The dominance of Google and Facebook must be addressed through comprehensive reform, according to Australia’s competition watchdog, which has identified systemic problems in the digital media industry.
The ACCC today released its report on its inquiry into digital platforms, calling for new codes of practice, greater regulatory oversight, and reforms to Australian privacy law to bring it in line with current practice.
The regulator said it had little faith in the ability or intention of the US tech giants to address the problems on their own.
Traditional publishers have welcomed the report while an industry group representing the platforms has warned overhanded reforms will threaten innovation and local jobs.
The federal government has accepted the reports overriding conclusion — the need for reform — and intends to provide a formal response by the end of the year.
The ACCC began an inquiry into digital platforms in 2017 with a particular focus on the industry’s two main players, US tech giants Google and Facebook, and their impact on media and journalism in Australia. The probe attracted over 180 submissions including those of consumers, publishers, advertisers and the platforms themselves.
The regulator concluded Facebook and Google’s substantial market power — in Australia Facebook platforms take over half of online display advertising while Google earns over 95 per cent of all search advertising revenue — has “ distorted the ability of businesses to compete on their merits in advertising, media and a range of other markets”.
The ACCC also found digital advertising supply chains are problematically opaque, consumers do not understand how their data is collected or what they are sacrificing for the “free” use of platforms, news content creators are reliant on the platforms but struggle to monetise their content, and the platforms facilitated the sharing of disinformation contributing to the rising mistrust of news.
ACCC Chair Rod Sims said it could not be left to the platforms to rectify these problems as they would be conflicted by their pursuit of profit.
“The dominant digital platforms’ response to the issues we have raised might best be described as ‘trust us’,” Sims said.
“There is nothing wrong with being highly focused on revenue growth and providing increasing value to shareholders; indeed it can be admired. But we believe the issues we have uncovered during this Inquiry are too important to be left to the companies themselves.

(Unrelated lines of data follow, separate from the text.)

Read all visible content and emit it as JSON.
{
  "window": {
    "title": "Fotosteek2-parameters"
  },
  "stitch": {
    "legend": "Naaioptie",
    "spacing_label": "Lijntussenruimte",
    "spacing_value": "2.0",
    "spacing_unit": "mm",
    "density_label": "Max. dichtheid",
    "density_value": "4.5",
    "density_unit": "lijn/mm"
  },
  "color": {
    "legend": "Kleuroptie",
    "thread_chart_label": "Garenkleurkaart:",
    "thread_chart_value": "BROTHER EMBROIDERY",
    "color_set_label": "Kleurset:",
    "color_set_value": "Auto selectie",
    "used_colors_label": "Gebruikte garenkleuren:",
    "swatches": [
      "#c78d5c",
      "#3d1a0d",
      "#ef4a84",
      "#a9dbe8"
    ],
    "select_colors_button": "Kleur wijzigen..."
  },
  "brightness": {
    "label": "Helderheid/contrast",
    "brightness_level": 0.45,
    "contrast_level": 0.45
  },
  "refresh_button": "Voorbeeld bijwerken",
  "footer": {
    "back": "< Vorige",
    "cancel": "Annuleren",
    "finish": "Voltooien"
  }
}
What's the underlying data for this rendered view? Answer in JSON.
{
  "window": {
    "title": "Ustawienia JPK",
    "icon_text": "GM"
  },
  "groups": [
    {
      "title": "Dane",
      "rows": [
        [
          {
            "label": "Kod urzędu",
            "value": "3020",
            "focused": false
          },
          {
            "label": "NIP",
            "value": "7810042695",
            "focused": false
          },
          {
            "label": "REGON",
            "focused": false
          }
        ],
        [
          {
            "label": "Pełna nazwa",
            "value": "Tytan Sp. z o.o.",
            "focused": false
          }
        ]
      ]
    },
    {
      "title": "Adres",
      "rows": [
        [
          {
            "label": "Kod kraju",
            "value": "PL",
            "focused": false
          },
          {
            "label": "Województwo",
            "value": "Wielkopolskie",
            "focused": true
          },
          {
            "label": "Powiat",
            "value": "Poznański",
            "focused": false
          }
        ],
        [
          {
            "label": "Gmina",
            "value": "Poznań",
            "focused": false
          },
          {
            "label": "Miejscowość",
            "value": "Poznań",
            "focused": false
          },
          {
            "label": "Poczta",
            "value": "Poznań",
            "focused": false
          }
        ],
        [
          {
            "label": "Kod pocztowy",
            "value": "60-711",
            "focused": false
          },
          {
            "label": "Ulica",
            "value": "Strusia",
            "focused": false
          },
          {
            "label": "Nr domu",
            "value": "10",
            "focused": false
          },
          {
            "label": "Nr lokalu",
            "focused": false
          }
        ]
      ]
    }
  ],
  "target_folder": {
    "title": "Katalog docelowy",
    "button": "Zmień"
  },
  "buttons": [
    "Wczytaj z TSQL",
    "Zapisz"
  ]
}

“Action on consumer law and privacy issues, as well as on competition law and policy, will all be vital in dealing with the problems associated with digital platforms’ market power and the accumulation of consumers’ data,” Sims said.
In total the ACCC proposed 23 recommendations in its 623-page final report, summarised below:
- Requiring designated digital platforms to each provide the Australian Communications and Media Authority (ACMA) with codes to address the imbalance in the bargaining relationship between these platforms and news media businesses and recognise the need for value sharing and monetisation of content
- Addressing the regulatory imbalance that exists between news media businesses and digital platforms, by harmonising the media regulatory framework
- Targeted grants to support local journalism of about AU$50 million a year
- Introducing measures to encourage philanthropic funding of public interest journalism in Australia
- ACMA monitoring the digital platforms’ efforts to identify reliable and trustworthy news
- Requiring the digital platforms to draft and implement an industry code for handling complaints about deliberately misleading and harmful news stories
- Introducing a mandatory take-down ACMA code to assist copyright enforcement on digital platforms.
The ACCC has also proposed the establishment of its own digital platform branch to proactively monitor and investigate digital platforms and their ecosystem. Its first area of investigation would be a probe into the opaque advertising technology supply chain, according to the report.
Channel Nine CEO Hugh Marks welcomed the report findings.
“We’d like to congratulate the ACCC and the government for the initiative they’ve taken and for the comprehensive nature of the response. We’re enthused by what we’ve seen so far,” Marks said in a statement.
The digital platforms, however, have questioned the proposed changes. Industry group DIGI, with members including Google and Facebook, said it looked forward to working with the government on the proposed changes but cautioned about “unintended consequences”.
“We urge the Australian Government to assess the ACCC’s recommendations against an innovation test, closely examining how they will impact Australia’s digital industry at large and Australia’s global standing as a place to invest in technology,” said Sunita Bose, DIGI Managing Director.
“We’re closely reviewing these recommendations to ensure they don’t bring unintended consequences to all digital businesses and the choice of digital products available to Australian consumers.”
Update: Facebook has also released its own statement urging the government to strike a balance on reforms.
“It is important to get the rules for digital news distribution right, as they could impact the 16 million Australians who use our services to connect, share, and build community, as well as the hundreds of thousands of small businesses that use our free tools to grow, thrive, and create jobs,” said Will Easton, Managing Director, Facebook Australia and New Zealand.
“We are fully committed to engaging in the consultation process around this report, while continuing to deliver the benefits of technology to the millions of Australians who use our services.”